The dollar this week hit a three-month high against a basket of its peers heavily weighted in favor of the euro. This as the 10-year yield fell to 1.25%, or -95 basis points when adjusted for inflation, both of which were the lowest since February.
At the same time, investors have been unloading their bets on inflation and economic growth, like commodities and cyclical stocks, in anticipation the Fed will successfully fend off the bout of inflation it says is temporary.
But the tide is turning against the Fed’s narrative that inflation is transitory.
International Monetary Fund managing director Kristalina Georgieva warned that additional fiscal support could "further fuel inflationary pressures" and cause the Fed to raise rates earlier than expected.
Schiff says the Fed knows inflation isn’t transitory and that central bank has been pushing that narrative because it is in "no position" to fight higher prices as it looks to support the labor market and the economy.
"When the markets figure this out, that's when gold is really going to take off," he added.
Analysts at Goldman Sachs said in a note sent to clients on Tuesday that gold has "material upside" should the global recovery not play out as expected and inflation increases "significantly above expectations."
In that scenario, the firm says gold could reach $2,300 an ounce, or $300 more than in its base-case scenario.
Meanwhile, strategists at Bank of America say a pickup in inflation should "bring new buyers into the market," but worry that tighter monetary policy will keep the precious metal range bound.
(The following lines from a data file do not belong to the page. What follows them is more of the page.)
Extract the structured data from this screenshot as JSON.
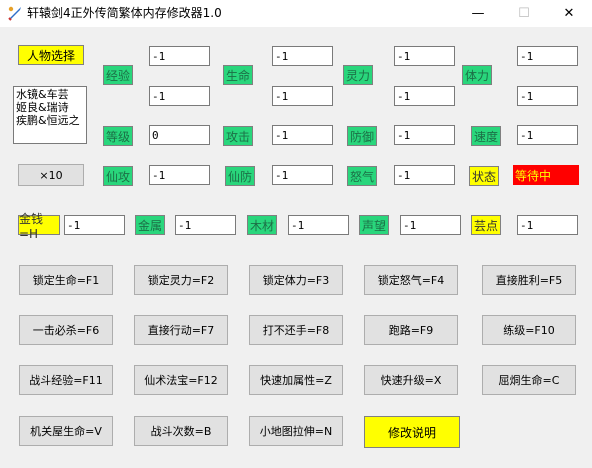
{
  "window": {
    "title": "轩辕剑4正外传简繁体内存修改器1.0",
    "minimize_glyph": "—",
    "maximize_glyph": "☐",
    "close_glyph": "✕",
    "icon": "sword-icon"
  },
  "left_panel": {
    "select_character_label": "人物选择",
    "characters": [
      "水镜&车芸",
      "姬良&瑞诗",
      "疾鹏&恒远之"
    ],
    "times_ten_label": "×10"
  },
  "labels": {
    "exp": "经验",
    "hp": "生命",
    "mp": "灵力",
    "stamina": "体力",
    "level": "等级",
    "attack": "攻击",
    "defense": "防御",
    "speed": "速度",
    "magic_attack": "仙攻",
    "magic_defense": "仙防",
    "rage": "怒气",
    "state": "状态",
    "money": "金钱=H",
    "gold": "金属",
    "wood": "木材",
    "fame": "声望",
    "cloud_points": "芸点"
  },
  "values": {
    "exp_current": "-1",
    "exp_max": "-1",
    "hp_current": "-1",
    "hp_max": "-1",
    "mp_current": "-1",
    "mp_max": "-1",
    "stamina_current": "-1",
    "stamina_max": "-1",
    "level": "0",
    "attack": "-1",
    "defense": "-1",
    "speed": "-1",
    "magic_attack": "-1",
    "magic_defense": "-1",
    "rage": "-1",
    "money": "-1",
    "gold": "-1",
    "wood": "-1",
    "fame": "-1",
    "cloud_points": "-1"
  },
  "status_text": "等待中",
  "buttons": {
    "lock_hp": "锁定生命=F1",
    "lock_mp": "锁定灵力=F2",
    "lock_stamina": "锁定体力=F3",
    "lock_rage": "锁定怒气=F4",
    "instant_win": "直接胜利=F5",
    "one_hit_kill": "一击必杀=F6",
    "direct_action": "直接行动=F7",
    "no_counter": "打不还手=F8",
    "run_away": "跑路=F9",
    "train_level": "练级=F10",
    "battle_exp": "战斗经验=F11",
    "immortal_treasure": "仙术法宝=F12",
    "fast_attr": "快速加属性=Z",
    "fast_levelup": "快速升级=X",
    "bend_life": "屈烔生命=C",
    "mech_house_life": "机关屋生命=V",
    "battle_count": "战斗次数=B",
    "minimap_stretch": "小地图拉伸=N",
    "edit_help": "修改说明"
  },
  "colors": {
    "accent_yellow": "#ffff00",
    "label_green": "#29d67c",
    "status_red": "#ff0000"
  }
}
They lowered their 2021 target to $1,828 from $1,843 while holding their 2022 target at $1,850.
Not everyone is calling for higher gold prices.
Adam Hoyes, an assistant economist at London-based Capital Economics, anticipates higher inflation in the years ahead but warns "long-dated real yields in the U.S. will rise significantly," serving as a headwind for gold.
He sees gold’s price falling to $1,550 per ounce by the end of 2022.
Original post from Fox Business